Brassica leafy greens are one of the most economically important vegetable commodity groups grown in the southeastern United States, and more than 28,000 metric tons of these crops are harvested in the United States annually. Collard and kale (Brassica oleracea Acephala group), mustard green (B. juncea), and turnip green (B. rapa) are the most commonly planted members of the brassica leafy greens group. In the last 10 years, numerous occurrences of bacterial blight on these leafy vegetables have been reported in several states. One of the pathogens responsible for this blight is designated Pseudomonas cannabina pv. alisalensis. Two B. rapa (G30710 and G30499) and two B. juncea (PI418956 and G30988) plant introductions (PIs) that exhibited moderate to high levels of resistance to this pathogen in greenhouse studies were tested for field resistance in comparison with eight commercial cultivar representatives of turnip green, mustard green, collard, and kale. The two B. juncea PIs and one of the B. rapa PIs (G30499) were found to have significantly less disease than all tested cultivars except ‘Southern Curled Giant’ mustard green (B. juncea) and ‘Blue Knight’ kale (B. oleracea). Inheritance of resistance studies performed with populations derived from the resistant G30988 and two susceptible PIs provided some evidence that resistance may be controlled by a single recessive gene.
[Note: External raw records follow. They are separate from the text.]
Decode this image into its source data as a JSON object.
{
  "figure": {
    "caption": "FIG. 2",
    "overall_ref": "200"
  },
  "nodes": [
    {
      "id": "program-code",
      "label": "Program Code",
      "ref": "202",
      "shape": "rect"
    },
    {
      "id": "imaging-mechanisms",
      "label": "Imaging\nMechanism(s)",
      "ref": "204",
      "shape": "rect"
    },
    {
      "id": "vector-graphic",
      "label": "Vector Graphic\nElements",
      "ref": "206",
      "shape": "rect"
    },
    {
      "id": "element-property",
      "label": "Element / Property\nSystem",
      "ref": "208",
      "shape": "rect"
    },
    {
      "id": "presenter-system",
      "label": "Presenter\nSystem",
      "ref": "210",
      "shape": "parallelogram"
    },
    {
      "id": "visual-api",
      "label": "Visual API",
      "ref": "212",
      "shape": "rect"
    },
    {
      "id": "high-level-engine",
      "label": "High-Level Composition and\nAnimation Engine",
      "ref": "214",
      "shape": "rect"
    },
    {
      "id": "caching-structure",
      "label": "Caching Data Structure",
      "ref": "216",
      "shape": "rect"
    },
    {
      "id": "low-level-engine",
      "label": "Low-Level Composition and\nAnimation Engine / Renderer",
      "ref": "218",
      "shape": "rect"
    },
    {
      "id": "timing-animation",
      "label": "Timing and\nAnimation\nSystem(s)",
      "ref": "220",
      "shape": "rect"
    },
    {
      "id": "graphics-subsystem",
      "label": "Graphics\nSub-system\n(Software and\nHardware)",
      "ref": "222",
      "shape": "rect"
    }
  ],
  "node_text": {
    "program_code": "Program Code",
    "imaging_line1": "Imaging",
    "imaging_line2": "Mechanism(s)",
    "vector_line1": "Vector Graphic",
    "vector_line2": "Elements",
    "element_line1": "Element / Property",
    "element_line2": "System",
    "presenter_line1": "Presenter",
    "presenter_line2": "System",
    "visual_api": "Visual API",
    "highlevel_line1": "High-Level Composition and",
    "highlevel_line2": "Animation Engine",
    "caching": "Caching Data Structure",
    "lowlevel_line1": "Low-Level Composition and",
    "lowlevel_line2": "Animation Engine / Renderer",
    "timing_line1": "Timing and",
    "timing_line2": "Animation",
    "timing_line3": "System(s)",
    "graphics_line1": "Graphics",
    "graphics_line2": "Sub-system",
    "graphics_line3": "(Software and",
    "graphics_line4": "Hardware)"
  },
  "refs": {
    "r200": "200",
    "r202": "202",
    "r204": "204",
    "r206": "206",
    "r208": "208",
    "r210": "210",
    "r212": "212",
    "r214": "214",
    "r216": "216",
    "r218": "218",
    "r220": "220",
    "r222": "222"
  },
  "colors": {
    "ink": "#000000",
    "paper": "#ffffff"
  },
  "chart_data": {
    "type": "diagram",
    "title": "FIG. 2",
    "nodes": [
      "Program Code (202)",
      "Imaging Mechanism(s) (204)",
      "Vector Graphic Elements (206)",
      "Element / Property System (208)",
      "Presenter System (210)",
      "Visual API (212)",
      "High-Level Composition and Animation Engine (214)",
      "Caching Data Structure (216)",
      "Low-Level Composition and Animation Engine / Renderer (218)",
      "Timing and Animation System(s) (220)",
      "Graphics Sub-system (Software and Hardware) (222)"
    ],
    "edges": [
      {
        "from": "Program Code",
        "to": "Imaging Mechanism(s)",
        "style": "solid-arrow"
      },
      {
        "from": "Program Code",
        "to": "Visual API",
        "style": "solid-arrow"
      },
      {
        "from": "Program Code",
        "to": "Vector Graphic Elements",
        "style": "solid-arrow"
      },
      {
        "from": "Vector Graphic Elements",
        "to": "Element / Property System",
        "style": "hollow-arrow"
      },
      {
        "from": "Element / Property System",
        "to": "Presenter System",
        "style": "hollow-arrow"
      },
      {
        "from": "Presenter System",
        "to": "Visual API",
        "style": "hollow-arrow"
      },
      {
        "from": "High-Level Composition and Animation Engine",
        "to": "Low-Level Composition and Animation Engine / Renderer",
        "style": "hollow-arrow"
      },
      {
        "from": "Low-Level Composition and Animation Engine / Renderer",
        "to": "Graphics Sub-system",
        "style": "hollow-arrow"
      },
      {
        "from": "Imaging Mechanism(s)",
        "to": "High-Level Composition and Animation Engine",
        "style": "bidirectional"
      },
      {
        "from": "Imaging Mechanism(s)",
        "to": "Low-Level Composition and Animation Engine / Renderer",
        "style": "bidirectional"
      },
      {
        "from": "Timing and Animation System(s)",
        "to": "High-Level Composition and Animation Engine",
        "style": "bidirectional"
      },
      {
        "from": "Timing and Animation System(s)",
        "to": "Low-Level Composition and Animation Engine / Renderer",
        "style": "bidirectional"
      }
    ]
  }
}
This article is in the public domain and not copyrightable. It may be freely reprinted with customary crediting of the source. The American Phytopathological Society, 2013.